[WORK REQUIRED] What is needed is an exact copy of every record below.

[PROVIDED DATA]
━━━

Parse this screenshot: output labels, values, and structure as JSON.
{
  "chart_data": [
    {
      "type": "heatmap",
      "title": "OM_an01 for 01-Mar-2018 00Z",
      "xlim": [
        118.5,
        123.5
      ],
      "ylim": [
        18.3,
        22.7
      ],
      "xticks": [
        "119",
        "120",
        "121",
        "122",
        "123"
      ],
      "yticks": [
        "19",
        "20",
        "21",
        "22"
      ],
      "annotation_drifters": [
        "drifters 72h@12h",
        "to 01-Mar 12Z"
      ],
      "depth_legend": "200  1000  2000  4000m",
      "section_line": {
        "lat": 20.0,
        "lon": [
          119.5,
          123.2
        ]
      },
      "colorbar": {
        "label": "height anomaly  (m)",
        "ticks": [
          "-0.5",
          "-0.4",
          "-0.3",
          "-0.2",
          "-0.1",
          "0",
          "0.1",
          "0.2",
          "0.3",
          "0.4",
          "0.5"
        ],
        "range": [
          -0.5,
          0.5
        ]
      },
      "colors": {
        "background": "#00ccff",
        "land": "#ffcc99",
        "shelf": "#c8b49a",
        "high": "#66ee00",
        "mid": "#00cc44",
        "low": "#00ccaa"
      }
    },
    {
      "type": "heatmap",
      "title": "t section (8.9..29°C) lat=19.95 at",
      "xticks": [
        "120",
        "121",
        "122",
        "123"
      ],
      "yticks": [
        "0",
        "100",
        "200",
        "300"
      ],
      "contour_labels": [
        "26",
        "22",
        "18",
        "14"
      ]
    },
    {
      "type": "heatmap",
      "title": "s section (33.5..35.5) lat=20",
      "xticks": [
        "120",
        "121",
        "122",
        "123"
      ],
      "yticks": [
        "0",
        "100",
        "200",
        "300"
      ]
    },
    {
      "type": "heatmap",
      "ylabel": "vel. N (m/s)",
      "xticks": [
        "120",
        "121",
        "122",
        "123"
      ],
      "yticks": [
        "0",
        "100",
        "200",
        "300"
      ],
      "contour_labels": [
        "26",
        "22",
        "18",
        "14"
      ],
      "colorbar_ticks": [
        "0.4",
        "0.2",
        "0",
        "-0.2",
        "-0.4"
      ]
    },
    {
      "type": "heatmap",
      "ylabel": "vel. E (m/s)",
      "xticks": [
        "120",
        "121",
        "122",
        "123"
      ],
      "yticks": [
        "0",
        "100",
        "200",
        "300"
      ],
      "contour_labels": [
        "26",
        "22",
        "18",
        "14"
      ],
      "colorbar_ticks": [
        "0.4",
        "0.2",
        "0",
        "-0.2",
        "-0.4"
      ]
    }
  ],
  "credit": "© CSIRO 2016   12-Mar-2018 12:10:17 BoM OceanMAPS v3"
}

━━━

[RESPONSE AREA]
Parse this screenshot: output labels, values, and structure as JSON.
{
  "chart_data": [
    {
      "type": "heatmap",
      "title": "OM_an01 for 01-Mar-2018 00Z",
      "xlim": [
        118.5,
        123.5
      ],
      "ylim": [
        18.3,
        22.7
      ],
      "xticks": [
        "119",
        "120",
        "121",
        "122",
        "123"
      ],
      "yticks": [
        "19",
        "20",
        "21",
        "22"
      ],
      "annotation_drifters": [
        "drifters 72h@12h",
        "to 01-Mar 12Z"
      ],
      "depth_legend": "200  1000  2000  4000m",
      "section_line": {
        "lat": 20.0,
        "lon": [
          119.5,
          123.2
        ]
      },
      "colorbar": {
        "label": "height anomaly  (m)",
        "ticks": [
          "-0.5",
          "-0.4",
          "-0.3",
          "-0.2",
          "-0.1",
          "0",
          "0.1",
          "0.2",
          "0.3",
          "0.4",
          "0.5"
        ],
        "range": [
          -0.5,
          0.5
        ]
      },
      "colors": {
        "background": "#00ccff",
        "land": "#ffcc99",
        "shelf": "#c8b49a",
        "high": "#66ee00",
        "mid": "#00cc44",
        "low": "#00ccaa"
      }
    },
    {
      "type": "heatmap",
      "title": "t section (8.9..29°C) lat=19.95 at",
      "xticks": [
        "120",
        "121",
        "122",
        "123"
      ],
      "yticks": [
        "0",
        "100",
        "200",
        "300"
      ],
      "contour_labels": [
        "26",
        "22",
        "18",
        "14"
      ]
    },
    {
      "type": "heatmap",
      "title": "s section (33.5..35.5) lat=20",
      "xticks": [
        "120",
        "121",
        "122",
        "123"
      ],
      "yticks": [
        "0",
        "100",
        "200",
        "300"
      ]
    },
    {
      "type": "heatmap",
      "ylabel": "vel. N (m/s)",
      "xticks": [
        "120",
        "121",
        "122",
        "123"
      ],
      "yticks": [
        "0",
        "100",
        "200",
        "300"
      ],
      "contour_labels": [
        "26",
        "22",
        "18",
        "14"
      ],
      "colorbar_ticks": [
        "0.4",
        "0.2",
        "0",
        "-0.2",
        "-0.4"
      ]
    },
    {
      "type": "heatmap",
      "ylabel": "vel. E (m/s)",
      "xticks": [
        "120",
        "121",
        "122",
        "123"
      ],
      "yticks": [
        "0",
        "100",
        "200",
        "300"
      ],
      "contour_labels": [
        "26",
        "22",
        "18",
        "14"
      ],
      "colorbar_ticks": [
        "0.4",
        "0.2",
        "0",
        "-0.2",
        "-0.4"
      ]
    }
  ],
  "credit": "© CSIRO 2016   12-Mar-2018 12:10:17 BoM OceanMAPS v3"
}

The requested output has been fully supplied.